Okay so 7 feet is not 20 feet, but close enough for starters… Dreams do come true!!!!

Then I saw these videos:

I need to write Santa a letter!

(pic/video/product source)

“what a tangled web we weave….”

November 16, 2007

While reading a comment to a previous post regarding my running a-foul with trick or treaters it dawned on my that this was not my first mishap with people at my front door….

I am not a big fan of door to door salespeople. So one day a guy from some “we sell meat from our car” type of company came to my door pitching his speale, trying to get me to buy their meats.

Okay, I lied… Instead of just telling him “no,” I told him that we were vegetarians.

But he looked through the gate by our front door that leads to our backyard and he saw our bbq’s and smokers sitting 10 feet away. “What’s with all of the barbeques?” He asked…


I told him the bbq’s were for grilling vegetables.

I know… I know….

November 15, 2007


I am currently reading ‘On The Road’ by Jack Kerouac.

As I was reading I came across a part in the book that seemed somehow… strangely prophetic (to use the term in it’s most casual sense):

“…. When daybreak came we were zooming through New Jersey withthe great cloud of Metropolitan New York rising before us in the snowy distance. Dean had a sweater wrapped around his ears to keep warm. He said we were a band of Arabs coming in to blow up New York. We swished through the Lincoln Tunnel and cut over to Times square; Marylou wanted to see it.”

Now I am not trying to create a conspiracy theory or anything, I just found this interesting. –Although Amazon may want to check their shipping records and see if they ever did a book shipment to Osama Bin Laden….

Good Night

November 13, 2007

~I came across the following video on YouTube. The text is from the YouTube site as well.~

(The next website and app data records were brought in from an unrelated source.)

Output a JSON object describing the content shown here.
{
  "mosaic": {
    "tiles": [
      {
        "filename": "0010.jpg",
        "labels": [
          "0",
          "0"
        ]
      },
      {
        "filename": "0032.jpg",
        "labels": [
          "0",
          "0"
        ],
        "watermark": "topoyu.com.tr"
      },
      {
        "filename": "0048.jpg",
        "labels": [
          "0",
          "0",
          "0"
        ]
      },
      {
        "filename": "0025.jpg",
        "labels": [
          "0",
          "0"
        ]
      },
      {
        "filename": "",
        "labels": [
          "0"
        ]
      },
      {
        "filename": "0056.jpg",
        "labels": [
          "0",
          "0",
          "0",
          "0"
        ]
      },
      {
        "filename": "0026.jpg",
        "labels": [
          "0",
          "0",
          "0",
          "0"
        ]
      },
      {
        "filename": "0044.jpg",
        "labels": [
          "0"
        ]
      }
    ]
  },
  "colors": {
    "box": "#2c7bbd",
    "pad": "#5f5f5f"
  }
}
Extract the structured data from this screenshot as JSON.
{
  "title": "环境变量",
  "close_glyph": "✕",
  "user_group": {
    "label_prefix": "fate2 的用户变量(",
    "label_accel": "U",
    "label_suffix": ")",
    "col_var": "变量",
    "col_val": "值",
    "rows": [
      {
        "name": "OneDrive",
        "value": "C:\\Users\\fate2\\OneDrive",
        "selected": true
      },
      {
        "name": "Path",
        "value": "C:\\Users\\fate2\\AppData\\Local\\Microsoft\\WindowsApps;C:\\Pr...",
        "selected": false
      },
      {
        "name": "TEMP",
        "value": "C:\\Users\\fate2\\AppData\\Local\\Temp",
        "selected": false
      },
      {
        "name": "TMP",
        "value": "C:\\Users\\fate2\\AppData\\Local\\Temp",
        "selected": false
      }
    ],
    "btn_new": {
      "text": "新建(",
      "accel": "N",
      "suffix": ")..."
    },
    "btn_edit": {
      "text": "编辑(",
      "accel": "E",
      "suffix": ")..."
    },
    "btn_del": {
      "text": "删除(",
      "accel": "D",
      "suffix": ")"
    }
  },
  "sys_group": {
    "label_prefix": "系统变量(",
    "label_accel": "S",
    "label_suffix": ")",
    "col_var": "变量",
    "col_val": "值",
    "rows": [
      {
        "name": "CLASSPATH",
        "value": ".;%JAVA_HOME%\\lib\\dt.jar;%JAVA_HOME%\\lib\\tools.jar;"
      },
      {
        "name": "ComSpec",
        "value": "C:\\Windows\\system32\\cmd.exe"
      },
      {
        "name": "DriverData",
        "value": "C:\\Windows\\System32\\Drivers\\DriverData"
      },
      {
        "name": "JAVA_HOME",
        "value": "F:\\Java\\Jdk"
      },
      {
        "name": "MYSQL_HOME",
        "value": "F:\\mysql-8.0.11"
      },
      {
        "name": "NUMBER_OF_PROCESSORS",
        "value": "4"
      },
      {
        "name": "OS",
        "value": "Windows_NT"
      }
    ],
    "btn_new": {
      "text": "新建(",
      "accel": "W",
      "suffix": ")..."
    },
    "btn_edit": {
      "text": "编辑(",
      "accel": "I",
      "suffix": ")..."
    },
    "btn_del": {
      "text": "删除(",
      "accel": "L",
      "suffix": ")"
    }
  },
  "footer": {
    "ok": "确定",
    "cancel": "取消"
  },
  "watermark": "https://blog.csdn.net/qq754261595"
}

About This Video:
Footage has been taken from famous documentary about russian underground music during Perestroyka – “Rock” by Alexey Uchitel.
The band was formed in the summer of 1981 in Leningrad, USSR (now St. Petersburg, Russia) as punk rock band Garin i giperboloidy (after Aleksei Nikolaevich Tolstoi’s novel Giperboloid inzhenera Garina, published in English as Engineer Garin and His Death Ray) by Tsoi, Aleksei Rybin and Oleg Valinskiy. A year later the name of the band was changed to Kino (Russian for “cinema”). Since rock music was considered “anti-Soviet”, Kino, like the other rock bands, performed only in semi-underground clubs and at musicians’ apartments (kvartirniks).
In the summer of 1982, Kino’s first album 45 (named for its length in minutes) was recorded as a collaboration with the the band Aquarium. The album was slowly distributed through underground channels and gave a new fame to the group.
The band’s first real hit was the album Noch (“night”) released in 1986; the six songs from the album were included in the Red Wave: 4 Underground Bands from the USSR compilation disc released in the U.S. in 1986.
Due to the beginning of the Perestroika era, the band emerged from the underground, and the 1988 album Gruppa krovi (Blood Type) together with the movie Igla (The Needle), which starred Tsoi, brought the band to the pinnacle of popularity.
During the next two years the band released another album and did shows in the USSR and abroad, attracting enormous audiences, until August 15, 1990, when Tsoi died tragically in a car accident near Riga. The tape with the vocal track for the new album survived the accident. The album was completed by the rest of the band and released in 1990 without a title, though it is always cited as Chornyy Albom (The Black Album) since it has a wholly black cover.
The band’s popularity in the Soviet Union was so extraordinarily high that after Tsoi’s death, the words “Цой жив!” (“Tsoi lives!”) and “КИНО” appeared on various public surfaces throughout the country. Writing these words became a kind of a memorial ritual among fans of the band. Even today the slogan occasionally surfaces in urban graffiti.
All Kino songs were written by Viktor Tsoi. His lyrics are characterized by a poetic simplicity. The ideas of liberty and democracy were present (one song was named “Anarchy”) but, on the whole, the band’s message to the public was not overly politically charged. Their songs largely focused on life, death and love. Daily life is embedded in Kino’s vocabulary (for instance, there is a song about the elektrichka, a commuter train many suburbanites use daily).